TASK GOAL. Would you give again, exactly, the lines running from the line with "Enumerate this screenshot's" to the end of the data below, both included?

Component data from apps and pages:
Content starts

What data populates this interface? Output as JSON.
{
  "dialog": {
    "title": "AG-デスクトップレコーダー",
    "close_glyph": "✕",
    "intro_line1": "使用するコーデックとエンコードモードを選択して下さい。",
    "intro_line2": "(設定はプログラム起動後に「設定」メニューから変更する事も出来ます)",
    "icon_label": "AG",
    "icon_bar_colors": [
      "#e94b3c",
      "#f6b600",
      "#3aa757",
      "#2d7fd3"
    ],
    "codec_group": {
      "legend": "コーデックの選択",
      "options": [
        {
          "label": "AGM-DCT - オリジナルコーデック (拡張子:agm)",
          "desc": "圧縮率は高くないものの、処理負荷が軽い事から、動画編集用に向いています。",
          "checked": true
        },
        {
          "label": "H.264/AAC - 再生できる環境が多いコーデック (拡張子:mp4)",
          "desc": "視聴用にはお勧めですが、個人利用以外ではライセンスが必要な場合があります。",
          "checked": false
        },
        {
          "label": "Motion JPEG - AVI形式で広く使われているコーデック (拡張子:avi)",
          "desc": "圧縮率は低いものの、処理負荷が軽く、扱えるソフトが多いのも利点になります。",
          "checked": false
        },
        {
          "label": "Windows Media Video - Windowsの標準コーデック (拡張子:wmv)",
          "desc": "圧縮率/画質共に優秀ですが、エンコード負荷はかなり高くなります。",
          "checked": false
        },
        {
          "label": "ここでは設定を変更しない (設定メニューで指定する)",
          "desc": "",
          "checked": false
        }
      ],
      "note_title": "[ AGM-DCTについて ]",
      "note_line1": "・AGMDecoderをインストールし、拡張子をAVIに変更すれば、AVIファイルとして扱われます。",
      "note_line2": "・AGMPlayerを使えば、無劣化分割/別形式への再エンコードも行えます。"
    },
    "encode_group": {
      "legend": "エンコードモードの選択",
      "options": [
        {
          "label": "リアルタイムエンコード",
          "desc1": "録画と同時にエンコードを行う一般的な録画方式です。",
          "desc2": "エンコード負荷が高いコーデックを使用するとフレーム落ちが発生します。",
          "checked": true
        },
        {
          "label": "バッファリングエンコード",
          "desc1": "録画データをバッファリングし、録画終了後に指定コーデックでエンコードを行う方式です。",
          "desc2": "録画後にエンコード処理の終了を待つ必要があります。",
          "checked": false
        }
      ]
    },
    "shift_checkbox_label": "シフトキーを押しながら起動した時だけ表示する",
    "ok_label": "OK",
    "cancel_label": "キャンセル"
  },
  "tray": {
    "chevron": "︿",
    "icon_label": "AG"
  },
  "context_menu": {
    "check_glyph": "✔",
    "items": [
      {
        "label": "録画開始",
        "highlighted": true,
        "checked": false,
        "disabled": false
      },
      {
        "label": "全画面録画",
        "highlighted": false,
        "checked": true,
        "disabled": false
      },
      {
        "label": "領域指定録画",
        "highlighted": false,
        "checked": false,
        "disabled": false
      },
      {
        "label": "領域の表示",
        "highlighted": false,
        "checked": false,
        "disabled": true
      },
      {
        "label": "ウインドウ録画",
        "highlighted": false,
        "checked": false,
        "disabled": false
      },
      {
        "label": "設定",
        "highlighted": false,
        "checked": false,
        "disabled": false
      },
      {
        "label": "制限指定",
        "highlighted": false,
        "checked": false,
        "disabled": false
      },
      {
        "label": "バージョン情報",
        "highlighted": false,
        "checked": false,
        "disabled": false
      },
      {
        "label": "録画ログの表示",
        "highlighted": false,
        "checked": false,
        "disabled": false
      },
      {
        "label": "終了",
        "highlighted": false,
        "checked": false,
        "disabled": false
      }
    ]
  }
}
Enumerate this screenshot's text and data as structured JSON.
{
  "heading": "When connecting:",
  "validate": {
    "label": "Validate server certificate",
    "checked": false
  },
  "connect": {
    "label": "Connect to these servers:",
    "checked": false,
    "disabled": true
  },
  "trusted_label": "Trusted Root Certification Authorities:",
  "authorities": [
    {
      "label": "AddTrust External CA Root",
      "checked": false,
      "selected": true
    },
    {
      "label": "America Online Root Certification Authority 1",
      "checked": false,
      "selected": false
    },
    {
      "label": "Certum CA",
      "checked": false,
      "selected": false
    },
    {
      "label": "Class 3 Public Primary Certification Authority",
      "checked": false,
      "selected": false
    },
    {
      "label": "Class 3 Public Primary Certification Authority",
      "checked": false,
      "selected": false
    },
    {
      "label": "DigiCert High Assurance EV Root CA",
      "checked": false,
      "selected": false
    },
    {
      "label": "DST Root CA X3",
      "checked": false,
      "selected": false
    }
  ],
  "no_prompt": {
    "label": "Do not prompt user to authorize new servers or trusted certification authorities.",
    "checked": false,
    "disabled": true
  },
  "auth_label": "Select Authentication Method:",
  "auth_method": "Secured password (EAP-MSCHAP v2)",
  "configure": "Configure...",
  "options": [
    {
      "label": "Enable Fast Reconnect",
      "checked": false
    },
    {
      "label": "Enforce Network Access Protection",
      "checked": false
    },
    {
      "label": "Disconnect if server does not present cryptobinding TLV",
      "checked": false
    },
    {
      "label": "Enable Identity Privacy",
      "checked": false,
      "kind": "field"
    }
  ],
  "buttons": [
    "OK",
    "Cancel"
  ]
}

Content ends

RESPONSE AREA.
Enumerate this screenshot's text and data as structured JSON.
{
  "heading": "When connecting:",
  "validate": {
    "label": "Validate server certificate",
    "checked": false
  },
  "connect": {
    "label": "Connect to these servers:",
    "checked": false,
    "disabled": true
  },
  "trusted_label": "Trusted Root Certification Authorities:",
  "authorities": [
    {
      "label": "AddTrust External CA Root",
      "checked": false,
      "selected": true
    },
    {
      "label": "America Online Root Certification Authority 1",
      "checked": false,
      "selected": false
    },
    {
      "label": "Certum CA",
      "checked": false,
      "selected": false
    },
    {
      "label": "Class 3 Public Primary Certification Authority",
      "checked": false,
      "selected": false
    },
    {
      "label": "Class 3 Public Primary Certification Authority",
      "checked": false,
      "selected": false
    },
    {
      "label": "DigiCert High Assurance EV Root CA",
      "checked": false,
      "selected": false
    },
    {
      "label": "DST Root CA X3",
      "checked": false,
      "selected": false
    }
  ],
  "no_prompt": {
    "label": "Do not prompt user to authorize new servers or trusted certification authorities.",
    "checked": false,
    "disabled": true
  },
  "auth_label": "Select Authentication Method:",
  "auth_method": "Secured password (EAP-MSCHAP v2)",
  "configure": "Configure...",
  "options": [
    {
      "label": "Enable Fast Reconnect",
      "checked": false
    },
    {
      "label": "Enforce Network Access Protection",
      "checked": false
    },
    {
      "label": "Disconnect if server does not present cryptobinding TLV",
      "checked": false
    },
    {
      "label": "Enable Identity Privacy",
      "checked": false,
      "kind": "field"
    }
  ],
  "buttons": [
    "OK",
    "Cancel"
  ]
}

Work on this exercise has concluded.